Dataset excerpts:
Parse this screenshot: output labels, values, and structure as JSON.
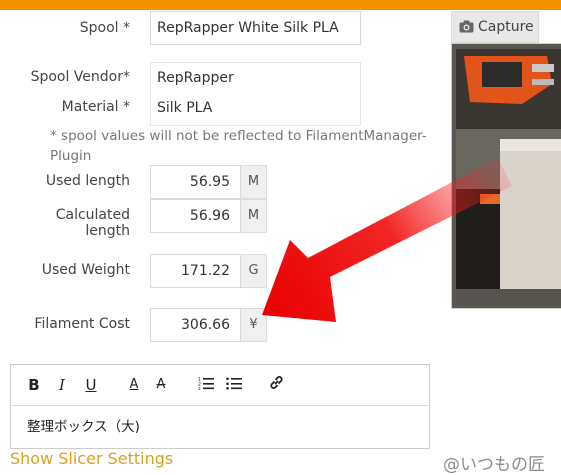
{
  "spool": {
    "label": "Spool *",
    "value": "RepRapper White Silk PLA",
    "vendor_label": "Spool Vendor*",
    "vendor_value": "RepRapper",
    "material_label": "Material *",
    "material_value": "Silk PLA",
    "note": "* spool values will not be reflected to FilamentManager-Plugin"
  },
  "measurements": {
    "used_length": {
      "label": "Used length",
      "value": "56.95",
      "unit": "M"
    },
    "calculated_length": {
      "label": "Calculated length",
      "value": "56.96",
      "unit": "M"
    },
    "used_weight": {
      "label": "Used Weight",
      "value": "171.22",
      "unit": "G"
    },
    "filament_cost": {
      "label": "Filament Cost",
      "value": "306.66",
      "unit": "¥"
    }
  },
  "camera": {
    "capture_label": "Capture",
    "icon": "camera-icon"
  },
  "editor": {
    "toolbar": {
      "bold": "B",
      "italic": "I",
      "underline": "U",
      "font_color": "A",
      "clear_format": "A"
    },
    "content": "整理ボックス（大)"
  },
  "links": {
    "show_slicer": "Show Slicer Settings"
  },
  "watermark": "@いつもの匠",
  "colors": {
    "accent": "#f39200",
    "link": "#d9a21b",
    "arrow": "#e60000"
  }
}
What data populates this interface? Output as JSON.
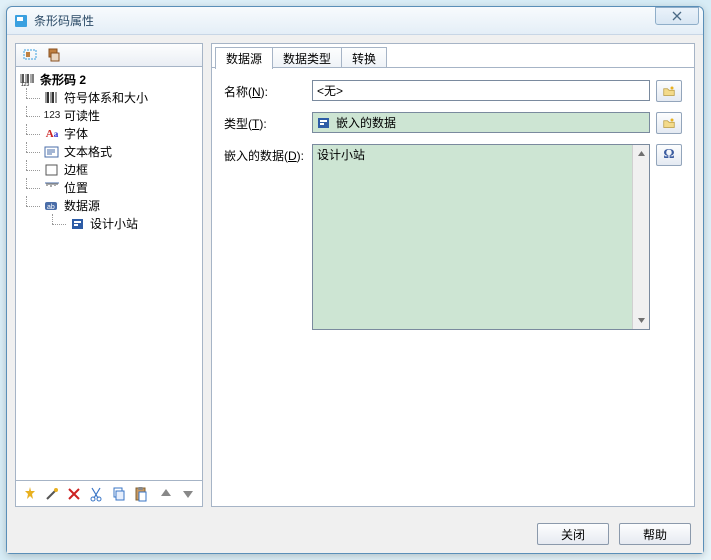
{
  "window": {
    "title": "条形码属性"
  },
  "tree": {
    "root": "条形码 2",
    "items": [
      {
        "label": "符号体系和大小"
      },
      {
        "label": "可读性"
      },
      {
        "label": "字体"
      },
      {
        "label": "文本格式"
      },
      {
        "label": "边框"
      },
      {
        "label": "位置"
      },
      {
        "label": "数据源",
        "child": {
          "label": "设计小站"
        }
      }
    ]
  },
  "tabs": [
    "数据源",
    "数据类型",
    "转换"
  ],
  "active_tab": 0,
  "form": {
    "name_label_pre": "名称(",
    "name_label_u": "N",
    "name_label_post": "):",
    "name_value": "<无>",
    "type_label_pre": "类型(",
    "type_label_u": "T",
    "type_label_post": "):",
    "type_value": "嵌入的数据",
    "embed_label_pre": "嵌入的数据(",
    "embed_label_u": "D",
    "embed_label_post": "):",
    "embed_value": "设计小站",
    "omega": "Ω"
  },
  "buttons": {
    "close": "关闭",
    "help": "帮助"
  }
}
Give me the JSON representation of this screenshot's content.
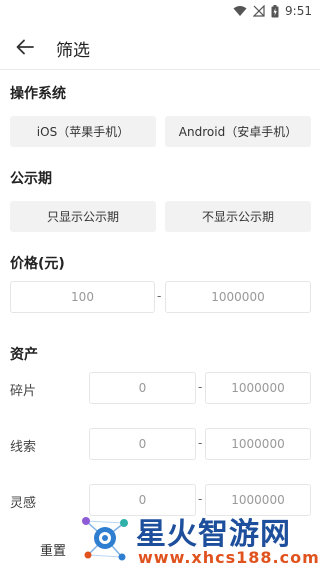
{
  "status_bar": {
    "time": "9:51"
  },
  "header": {
    "title": "筛选"
  },
  "os_section": {
    "title": "操作系统",
    "options": [
      "iOS（苹果手机）",
      "Android（安卓手机）"
    ]
  },
  "publicity_section": {
    "title": "公示期",
    "options": [
      "只显示公示期",
      "不显示公示期"
    ]
  },
  "price_section": {
    "title": "价格(元)",
    "min_placeholder": "100",
    "separator": "-",
    "max_placeholder": "1000000"
  },
  "assets_section": {
    "title": "资产",
    "rows": [
      {
        "label": "碎片",
        "min": "0",
        "max": "1000000"
      },
      {
        "label": "线索",
        "min": "0",
        "max": "1000000"
      },
      {
        "label": "灵感",
        "min": "0",
        "max": "1000000"
      }
    ]
  },
  "footer": {
    "reset_label": "重置"
  },
  "watermark": {
    "title": "星火智游网",
    "url": "www.xhcs188.com"
  },
  "colors": {
    "accent_blue": "#1e4f9c",
    "accent_orange": "#e0531f",
    "button_bg": "#f2f2f2"
  }
}
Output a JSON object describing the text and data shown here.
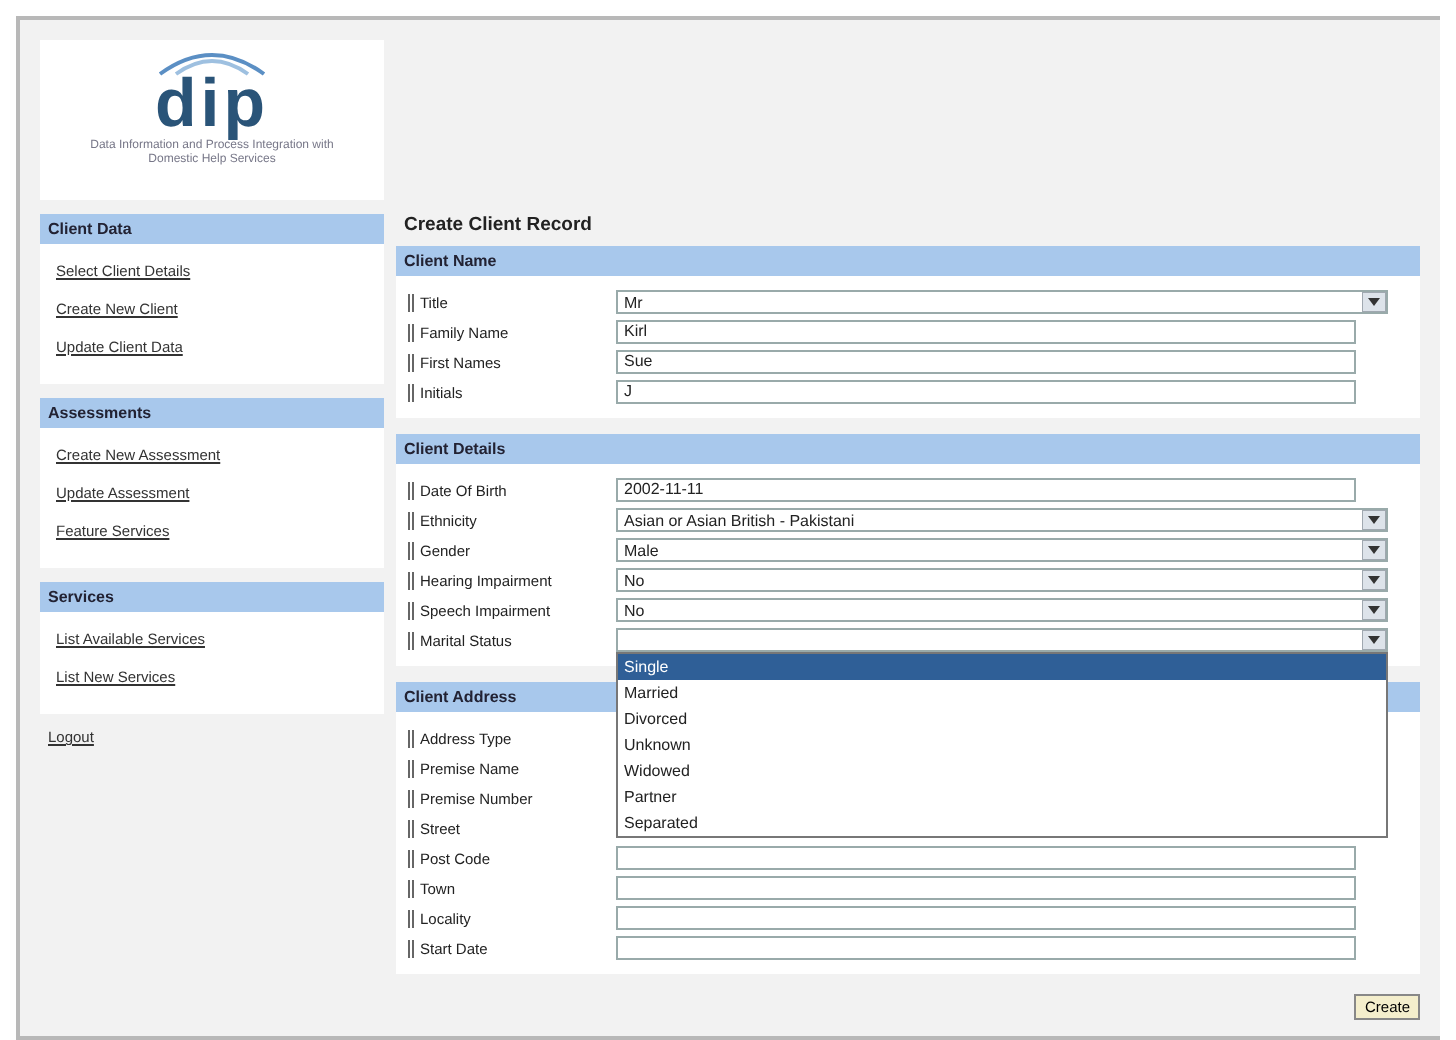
{
  "logo": {
    "text": "dip",
    "tagline": "Data Information and Process Integration with Domestic Help Services"
  },
  "sidebar": [
    {
      "title": "Client Data",
      "items": [
        "Select Client Details",
        "Create New Client",
        "Update Client Data"
      ]
    },
    {
      "title": "Assessments",
      "items": [
        "Create New Assessment",
        "Update Assessment",
        "Feature Services"
      ]
    },
    {
      "title": "Services",
      "items": [
        "List Available Services",
        "List New Services"
      ]
    }
  ],
  "logout": "Logout",
  "page_title": "Create Client Record",
  "sections": [
    {
      "title": "Client Name",
      "rows": [
        {
          "label": "Title",
          "kind": "select",
          "value": "Mr"
        },
        {
          "label": "Family Name",
          "kind": "text",
          "value": "Kirl"
        },
        {
          "label": "First Names",
          "kind": "text",
          "value": "Sue"
        },
        {
          "label": "Initials",
          "kind": "text",
          "value": "J"
        }
      ]
    },
    {
      "title": "Client Details",
      "rows": [
        {
          "label": "Date Of Birth",
          "kind": "text",
          "value": "2002-11-11"
        },
        {
          "label": "Ethnicity",
          "kind": "select",
          "value": "Asian or Asian British - Pakistani"
        },
        {
          "label": "Gender",
          "kind": "select",
          "value": "Male"
        },
        {
          "label": "Hearing Impairment",
          "kind": "select",
          "value": "No"
        },
        {
          "label": "Speech Impairment",
          "kind": "select",
          "value": "No"
        },
        {
          "label": "Marital Status",
          "kind": "select",
          "value": "",
          "expanded": true,
          "options": [
            {
              "label": "Single",
              "selected": true
            },
            {
              "label": "Married",
              "selected": false
            },
            {
              "label": "Divorced",
              "selected": false
            },
            {
              "label": "Unknown",
              "selected": false
            },
            {
              "label": "Widowed",
              "selected": false
            },
            {
              "label": "Partner",
              "selected": false
            },
            {
              "label": "Separated",
              "selected": false
            }
          ]
        }
      ]
    },
    {
      "title": "Client Address",
      "rows": [
        {
          "label": "Address Type",
          "kind": "label"
        },
        {
          "label": "Premise Name",
          "kind": "label"
        },
        {
          "label": "Premise Number",
          "kind": "label"
        },
        {
          "label": "Street",
          "kind": "label"
        },
        {
          "label": "Post Code",
          "kind": "text",
          "value": ""
        },
        {
          "label": "Town",
          "kind": "text",
          "value": ""
        },
        {
          "label": "Locality",
          "kind": "text",
          "value": ""
        },
        {
          "label": "Start Date",
          "kind": "text",
          "value": ""
        }
      ]
    }
  ],
  "create_button": "Create"
}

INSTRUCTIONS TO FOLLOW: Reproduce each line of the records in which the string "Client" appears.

WRITTEN RESPONSE:
      "title": "Client Data",
        "Select Client Details",
        "Create New Client",
        "Update Client Data"
  "page_title": "Create Client Record",
      "title": "Client Name",
      "title": "Client Details",
      "title": "Client Address",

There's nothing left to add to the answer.